But, let’s be sure we first celebrate your accomplishments, and the thousands of advocates who walked the halls of power here in Washington on behalf of our cause over these past 25 years — some of whom have died, some of whom are retired, and some who are still here. Perhaps most excitingly, some are brand new; those who were born after AIDSWatch began. They are here today as a testament to our historic movement. Yes, over the past 25 years, thousands have taken off from work, with most opening their own wallets and pocketbooks to get on planes and trains and buses, so that they could advocate for what we need.
And now with this man and this Congress you have come to tell your stories and advocate for what we need. In this our 25th year, you are here, and AIDSWatch is alive. It’s as relevant and necessary as it was 25 years ago. So, let’s get to work. We have 25 years of power and success behind us. We’ve done it before. And we will do it again. And if we must, we will do it for 25 more!

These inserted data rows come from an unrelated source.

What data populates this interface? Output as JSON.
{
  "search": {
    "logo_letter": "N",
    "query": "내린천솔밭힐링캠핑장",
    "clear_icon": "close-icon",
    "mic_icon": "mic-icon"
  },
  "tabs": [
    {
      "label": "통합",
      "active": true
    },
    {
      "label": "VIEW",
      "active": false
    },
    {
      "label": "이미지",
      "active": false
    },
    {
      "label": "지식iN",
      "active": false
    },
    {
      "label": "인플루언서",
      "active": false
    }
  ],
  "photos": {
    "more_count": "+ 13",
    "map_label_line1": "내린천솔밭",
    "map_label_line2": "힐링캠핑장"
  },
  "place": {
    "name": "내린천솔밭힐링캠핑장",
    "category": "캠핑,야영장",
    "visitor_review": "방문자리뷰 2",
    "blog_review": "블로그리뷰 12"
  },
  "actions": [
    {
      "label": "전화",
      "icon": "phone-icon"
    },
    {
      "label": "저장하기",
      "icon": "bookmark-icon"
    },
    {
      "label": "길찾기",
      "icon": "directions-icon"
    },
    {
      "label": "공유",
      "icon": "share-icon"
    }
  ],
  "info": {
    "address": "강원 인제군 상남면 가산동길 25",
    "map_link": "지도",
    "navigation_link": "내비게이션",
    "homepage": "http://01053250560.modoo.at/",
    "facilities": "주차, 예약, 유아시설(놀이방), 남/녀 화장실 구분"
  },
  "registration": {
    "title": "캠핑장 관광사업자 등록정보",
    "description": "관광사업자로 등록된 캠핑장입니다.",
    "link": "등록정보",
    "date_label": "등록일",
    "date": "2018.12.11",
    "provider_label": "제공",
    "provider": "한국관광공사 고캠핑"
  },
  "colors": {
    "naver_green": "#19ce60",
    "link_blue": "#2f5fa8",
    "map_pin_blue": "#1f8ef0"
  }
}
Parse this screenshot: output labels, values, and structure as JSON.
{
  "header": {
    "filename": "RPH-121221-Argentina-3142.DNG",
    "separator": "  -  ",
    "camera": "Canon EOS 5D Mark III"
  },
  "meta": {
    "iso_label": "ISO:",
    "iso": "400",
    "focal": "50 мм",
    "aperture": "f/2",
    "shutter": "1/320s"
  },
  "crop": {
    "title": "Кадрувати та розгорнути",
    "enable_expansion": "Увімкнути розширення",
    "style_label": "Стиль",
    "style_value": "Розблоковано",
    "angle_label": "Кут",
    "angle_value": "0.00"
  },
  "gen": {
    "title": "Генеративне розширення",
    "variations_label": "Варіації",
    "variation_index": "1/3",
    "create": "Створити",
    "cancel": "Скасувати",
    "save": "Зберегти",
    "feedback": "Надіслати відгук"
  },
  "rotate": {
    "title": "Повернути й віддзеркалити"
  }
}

A slightly edited version of this op-ed was presented by AIDS United CEO Jesse Milan, Jr. as opening remarks for the 25th anniversary AIDSWatch on March 26th at the Washington Marriott Wardman Park. AIDSWatch is an advocacy event that enlists people living with HIV from around the country to educate Congress on the state of HIV/AIDS research, prevention, treatment. Participants are trained on effective advocacy and then meet Members of Congress and their staff to share their individual experiences living with HIV, the impact of current policies on their communities, and generally lend a face to the issue. Learn more at aidsunited.org/aidswatch.